*Task instructions:* Go through the data below and return each line where the string "icon" occurs.

*Data under study:*
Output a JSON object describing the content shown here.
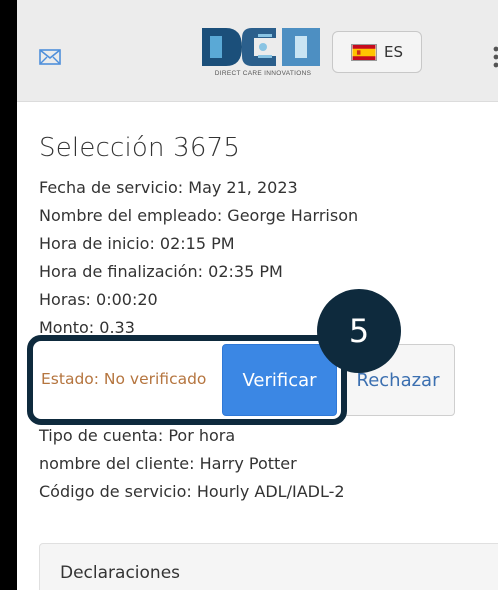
{
  "header": {
    "logo_text": "DCI",
    "logo_tagline": "DIRECT CARE INNOVATIONS",
    "language": {
      "label": "ES",
      "flag_icon": "spain-flag-icon"
    },
    "mail_icon": "envelope-icon",
    "menu_icon": "vertical-dots-icon"
  },
  "selection": {
    "title": "Selección 3675",
    "service_date": "Fecha de servicio: May 21, 2023",
    "employee_name": "Nombre del empleado: George Harrison",
    "start_time": "Hora de inicio: 02:15 PM",
    "end_time": "Hora de finalización: 02:35 PM",
    "hours": "Horas: 0:00:20",
    "amount": "Monto: 0.33"
  },
  "status": {
    "label": "Estado: No verificado",
    "verify_label": "Verificar",
    "reject_label": "Rechazar"
  },
  "details": {
    "account_type": "Tipo de cuenta: Por hora",
    "client_name": "nombre del cliente: Harry Potter",
    "service_code": "Código de servicio: Hourly ADL/IADL-2"
  },
  "declarations_label": "Declaraciones",
  "step_badge": "5",
  "colors": {
    "header_bg": "#ececec",
    "accent": "#3b87e4",
    "status_text": "#b5753f",
    "highlight": "#0e2a3d"
  }
}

*Task output:*
      "flag_icon": "spain-flag-icon"
    "mail_icon": "envelope-icon",
    "menu_icon": "vertical-dots-icon"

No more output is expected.